The move that has now been completed followed talks between Russian President Vladimir Putin and his Turkish counterpart Recep Tayyip Erdogan on Tuesday and subsequent consultations with their respective defense ministers. In addition, there were written assurances from Ukraine that the humanitarian corridor that had been created and the ports would be used only for the export of food. That is enough at the moment to fulfill the agreement, he said in Moscow. Transport would continue on Wednesday, Erdogan said.
However, Putin did not rule out withdrawing the grain deal again during the day in case there are violations from a Russian point of view. “Russia reserves the right to withdraw from these agreements if the guarantees are violated by Ukraine,” Putin said in a videoconference with the National Security Council on Wednesday. Even if the agreement is withdrawn, Russia is willing to allow grain deliveries destined for the poorest countries to pass through the agreed corridor.

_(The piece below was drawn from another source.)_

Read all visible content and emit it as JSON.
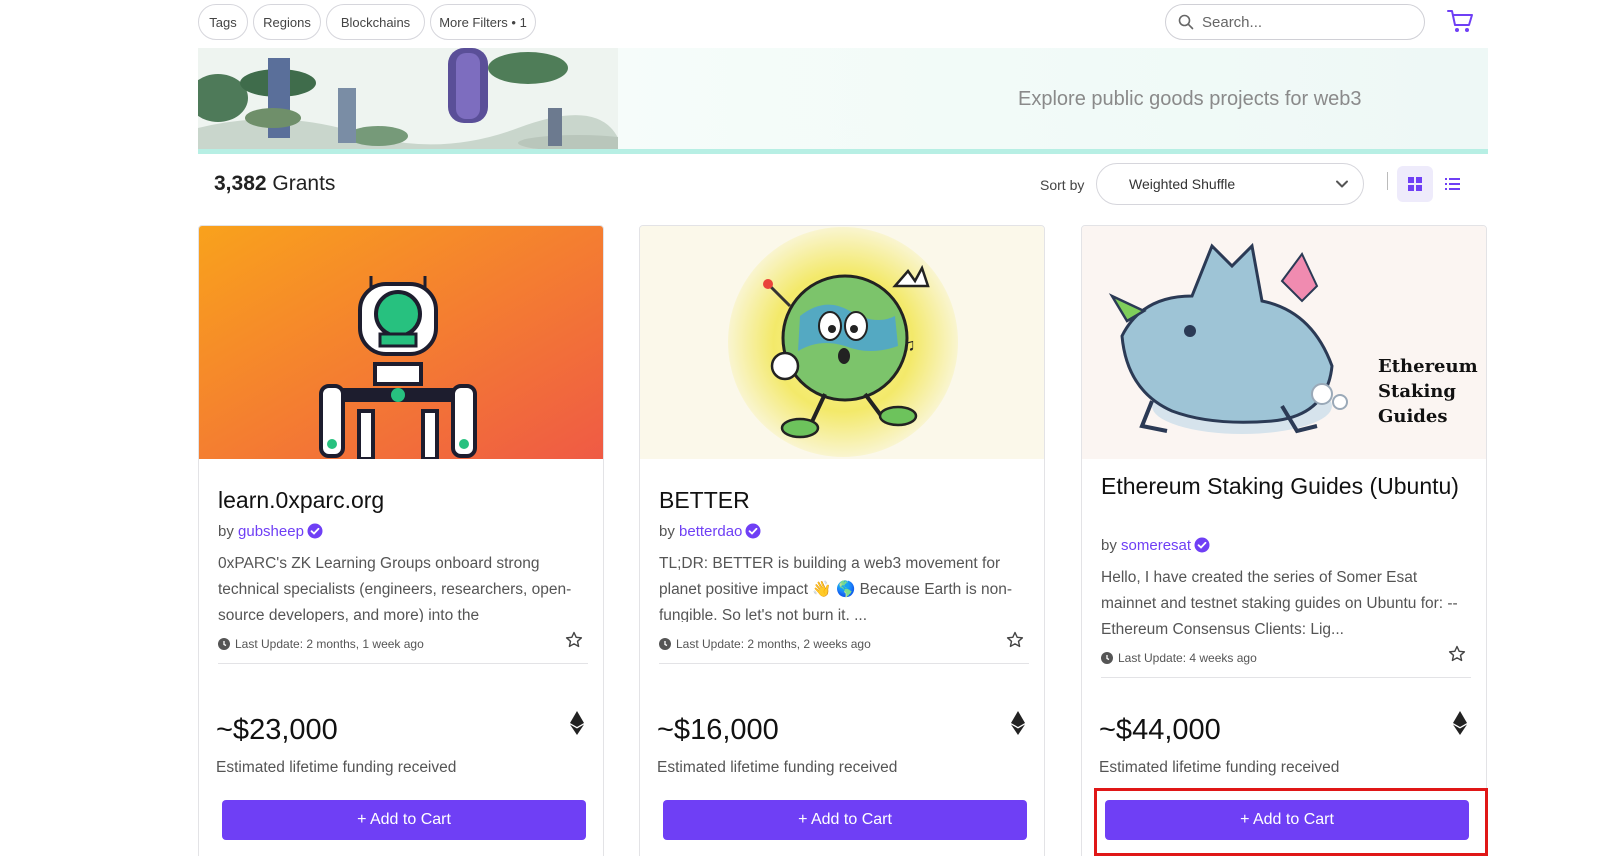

Ukrainian President Volodymyr Zelenskyy hailed the resumption of the grain deal as a significant diplomatic outcome. “Russian blackmail led to nothing,” Zelenskyy said in his video speech late on Wednesday. In particular, he highlighted the work of UN and Turkey mediators and other partners. “Once again, everyone saw that in our region there is only one threat to global food security, and that is the Russian Federation and no one else,” he emphasized.
Even before the Russian attack on Ukraine began, Russia was demanding US security guarantees, he said. Now, after more than eight months of war, the Kremlin is demanding security guarantees from Ukraine. “These are really noticeable changes,” Zelenskyy said. “It shows the failure of Russian aggression and how strong you and I are if we stick together.”
Zelenskyy also accused Russia of threatening food exports. A Russian fighter jet fired two cruise missiles over the Black Sea corridor to transport grain. This happens almost every day, according to the president.
Russia surprisingly suspended a deal to transport Ukrainian grain from Black Sea ports on Saturday after the drone struck the Crimean peninsula in the Black Sea. According to the Defense Ministry in Moscow, the reason was the “terrorist attacks” on the Black Sea Fleet in Sevastopol.
The Ministry accused the British Navy of having given the instructions to bomb the peninsula with drones. According to Russian information, a minesweeper was also damaged. According to the Russian Ministry of Foreign Affairs, the British ambassador will be summoned. Britain rejected the charges.
For weeks, Russia had been threatening a possible suspension of the grain deal, which has brought Ukrainian food back to the world market since the summer. In recent days, Ukrainian President Volodymyr Zelenskyy has complained that Russia is blocking the passage of ships loaded with grain.
He highlighted the importance of these shipments in the fight against hunger in the world. While the war continues to hamper exports, Zelenskyi said recently that Ukraine has exported nearly eight million tonnes of food by sea since the Grain Agreement came into effect. 60 percent of the amount went to Africa and Asia.
In July, Russia, mediated by the United Nations (UN) and Turkey, agreed to export grain, but always threatened to let the four-month agreement burst. Moscow has long complained that part of the summer deal is not being implemented. In the deal, Russia agreed to lift the blockade of Ukrainian seaports for grain exports, but in return demanded facilitation for its own export of fertilizer and food. Russia and Ukraine are major grain exporters, earning billions from exports.
The World Food Program (WFP) sees Russia’s return to the grain deal as good news for the world’s hungry. “For millions of people in need around the world, these ships are a beacon of hope that can save lives,” said Martin Frick, head of the UN office in Berlin. Since signing the agreement last summer, WFP has shipped more than 220,000 tonnes of wheat from Ukrainian ports to hungry people in Afghanistan, Ethiopia and Yemen. Another 160,000 tonnes were soon to follow.
The Ukrainian government thanked Turkey and the UN for their role in Russia’s decision to resume the agreement. Infrastructure Minister Oleksandr Kubrakov particularly highlighted the efforts of Turkish President Erdogan and UN Secretary General Antonio Guterres.
In the Ukrainian Presidential Office, Russia’s return to the grain deal was understood as an “end of blackmail” by Moscow. “From a geopolitical perspective, what happened that day puts a point behind the many years of blackmail diplomacy that Russia has engaged in,” Andriy Yermak, President Volodymyr Zelenskyy’s chief of staff, wrote on Telegram on Wednesday. “They don’t know any other diplomacy there, which is why they are also losing in the modern world.”
Yermak has not commented on the Ukrainian commitments Moscow says it has received. According to Russian sources, Ukraine has given written assurances that it will not use the ports and maritime corridor to export grain across the Black Sea for military purposes.